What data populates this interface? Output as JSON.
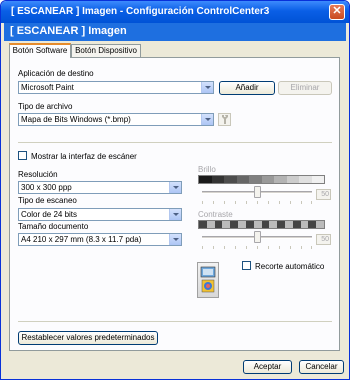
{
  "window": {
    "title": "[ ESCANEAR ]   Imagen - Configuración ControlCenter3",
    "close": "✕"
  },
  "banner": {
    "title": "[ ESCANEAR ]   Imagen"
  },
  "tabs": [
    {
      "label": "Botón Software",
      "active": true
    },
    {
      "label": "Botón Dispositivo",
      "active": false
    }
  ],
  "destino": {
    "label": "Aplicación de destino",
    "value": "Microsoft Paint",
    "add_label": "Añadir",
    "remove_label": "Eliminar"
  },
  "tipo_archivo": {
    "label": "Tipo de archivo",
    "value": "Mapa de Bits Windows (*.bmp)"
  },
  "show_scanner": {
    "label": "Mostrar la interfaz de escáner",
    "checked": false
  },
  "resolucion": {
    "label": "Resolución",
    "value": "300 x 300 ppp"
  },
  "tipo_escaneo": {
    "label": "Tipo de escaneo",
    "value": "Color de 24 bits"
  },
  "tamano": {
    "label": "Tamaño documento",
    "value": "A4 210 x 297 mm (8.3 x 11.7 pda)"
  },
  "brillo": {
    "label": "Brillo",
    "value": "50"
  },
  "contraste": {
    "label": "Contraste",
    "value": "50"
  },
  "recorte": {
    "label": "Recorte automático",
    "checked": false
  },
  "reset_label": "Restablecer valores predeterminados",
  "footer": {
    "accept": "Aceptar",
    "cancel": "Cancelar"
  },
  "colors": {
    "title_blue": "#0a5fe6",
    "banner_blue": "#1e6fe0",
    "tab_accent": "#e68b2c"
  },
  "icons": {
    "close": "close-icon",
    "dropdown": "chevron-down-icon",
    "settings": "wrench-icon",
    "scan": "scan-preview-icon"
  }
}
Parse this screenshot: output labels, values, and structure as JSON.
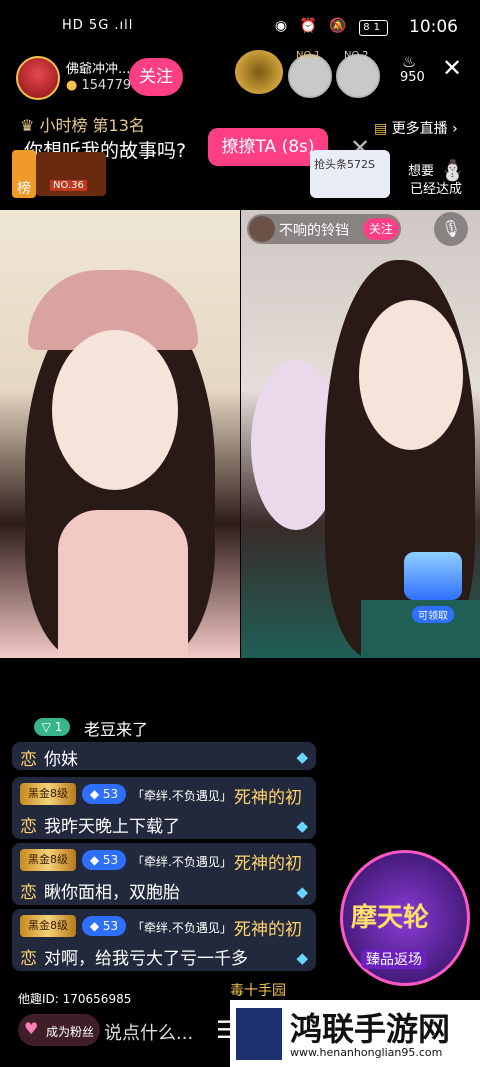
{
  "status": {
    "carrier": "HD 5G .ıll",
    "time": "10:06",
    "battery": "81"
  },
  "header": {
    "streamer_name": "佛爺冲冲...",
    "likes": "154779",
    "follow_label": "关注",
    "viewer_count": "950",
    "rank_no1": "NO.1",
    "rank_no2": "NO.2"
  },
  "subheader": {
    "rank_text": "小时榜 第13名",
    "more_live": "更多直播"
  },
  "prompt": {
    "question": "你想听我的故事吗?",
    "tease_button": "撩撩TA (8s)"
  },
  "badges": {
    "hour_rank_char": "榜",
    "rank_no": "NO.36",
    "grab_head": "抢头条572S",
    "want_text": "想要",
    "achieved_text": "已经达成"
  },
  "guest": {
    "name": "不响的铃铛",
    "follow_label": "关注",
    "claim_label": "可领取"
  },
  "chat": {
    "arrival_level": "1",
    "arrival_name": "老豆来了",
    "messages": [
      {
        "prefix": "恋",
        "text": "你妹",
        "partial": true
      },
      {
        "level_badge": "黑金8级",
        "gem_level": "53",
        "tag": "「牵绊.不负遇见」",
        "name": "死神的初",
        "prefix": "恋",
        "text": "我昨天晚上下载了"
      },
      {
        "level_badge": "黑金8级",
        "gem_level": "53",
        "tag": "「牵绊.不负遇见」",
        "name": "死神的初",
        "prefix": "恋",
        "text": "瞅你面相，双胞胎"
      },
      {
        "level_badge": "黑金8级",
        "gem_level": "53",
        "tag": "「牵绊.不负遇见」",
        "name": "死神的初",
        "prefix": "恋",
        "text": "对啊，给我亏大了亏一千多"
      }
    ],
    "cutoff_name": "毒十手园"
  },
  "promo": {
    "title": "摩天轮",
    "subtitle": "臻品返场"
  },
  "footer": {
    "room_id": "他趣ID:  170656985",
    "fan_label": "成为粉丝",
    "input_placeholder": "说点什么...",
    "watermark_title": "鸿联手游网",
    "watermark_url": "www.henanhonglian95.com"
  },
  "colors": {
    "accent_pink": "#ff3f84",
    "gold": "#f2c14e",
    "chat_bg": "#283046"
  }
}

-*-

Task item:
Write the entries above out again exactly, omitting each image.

Response area:
What data populates this interface? Output as JSON.
{
  "window": {
    "title": "[ ESCANEAR ]   Imagen - Configuración ControlCenter3",
    "close": "✕"
  },
  "banner": {
    "title": "[ ESCANEAR ]   Imagen"
  },
  "tabs": [
    {
      "label": "Botón Software",
      "active": true
    },
    {
      "label": "Botón Dispositivo",
      "active": false
    }
  ],
  "destino": {
    "label": "Aplicación de destino",
    "value": "Microsoft Paint",
    "add_label": "Añadir",
    "remove_label": "Eliminar"
  },
  "tipo_archivo": {
    "label": "Tipo de archivo",
    "value": "Mapa de Bits Windows (*.bmp)"
  },
  "show_scanner": {
    "label": "Mostrar la interfaz de escáner",
    "checked": false
  },
  "resolucion": {
    "label": "Resolución",
    "value": "300 x 300 ppp"
  },
  "tipo_escaneo": {
    "label": "Tipo de escaneo",
    "value": "Color de 24 bits"
  },
  "tamano": {
    "label": "Tamaño documento",
    "value": "A4 210 x 297 mm (8.3 x 11.7 pda)"
  },
  "brillo": {
    "label": "Brillo",
    "value": "50"
  },
  "contraste": {
    "label": "Contraste",
    "value": "50"
  },
  "recorte": {
    "label": "Recorte automático",
    "checked": false
  },
  "reset_label": "Restablecer valores predeterminados",
  "footer": {
    "accept": "Aceptar",
    "cancel": "Cancelar"
  },
  "colors": {
    "title_blue": "#0a5fe6",
    "banner_blue": "#1e6fe0",
    "tab_accent": "#e68b2c"
  },
  "icons": {
    "close": "close-icon",
    "dropdown": "chevron-down-icon",
    "settings": "wrench-icon",
    "scan": "scan-preview-icon"
  }
}
Parse this screenshot: output labels, values, and structure as JSON.
{
  "status": {
    "carrier": "HD 5G .ıll",
    "time": "10:06",
    "battery": "81"
  },
  "header": {
    "streamer_name": "佛爺冲冲...",
    "likes": "154779",
    "follow_label": "关注",
    "viewer_count": "950",
    "rank_no1": "NO.1",
    "rank_no2": "NO.2"
  },
  "subheader": {
    "rank_text": "小时榜 第13名",
    "more_live": "更多直播"
  },
  "prompt": {
    "question": "你想听我的故事吗?",
    "tease_button": "撩撩TA (8s)"
  },
  "badges": {
    "hour_rank_char": "榜",
    "rank_no": "NO.36",
    "grab_head": "抢头条572S",
    "want_text": "想要",
    "achieved_text": "已经达成"
  },
  "guest": {
    "name": "不响的铃铛",
    "follow_label": "关注",
    "claim_label": "可领取"
  },
  "chat": {
    "arrival_level": "1",
    "arrival_name": "老豆来了",
    "messages": [
      {
        "prefix": "恋",
        "text": "你妹",
        "partial": true
      },
      {
        "level_badge": "黑金8级",
        "gem_level": "53",
        "tag": "「牵绊.不负遇见」",
        "name": "死神的初",
        "prefix": "恋",
        "text": "我昨天晚上下载了"
      },
      {
        "level_badge": "黑金8级",
        "gem_level": "53",
        "tag": "「牵绊.不负遇见」",
        "name": "死神的初",
        "prefix": "恋",
        "text": "瞅你面相，双胞胎"
      },
      {
        "level_badge": "黑金8级",
        "gem_level": "53",
        "tag": "「牵绊.不负遇见」",
        "name": "死神的初",
        "prefix": "恋",
        "text": "对啊，给我亏大了亏一千多"
      }
    ],
    "cutoff_name": "毒十手园"
  },
  "promo": {
    "title": "摩天轮",
    "subtitle": "臻品返场"
  },
  "footer": {
    "room_id": "他趣ID:  170656985",
    "fan_label": "成为粉丝",
    "input_placeholder": "说点什么...",
    "watermark_title": "鸿联手游网",
    "watermark_url": "www.henanhonglian95.com"
  },
  "colors": {
    "accent_pink": "#ff3f84",
    "gold": "#f2c14e",
    "chat_bg": "#283046"
  }
}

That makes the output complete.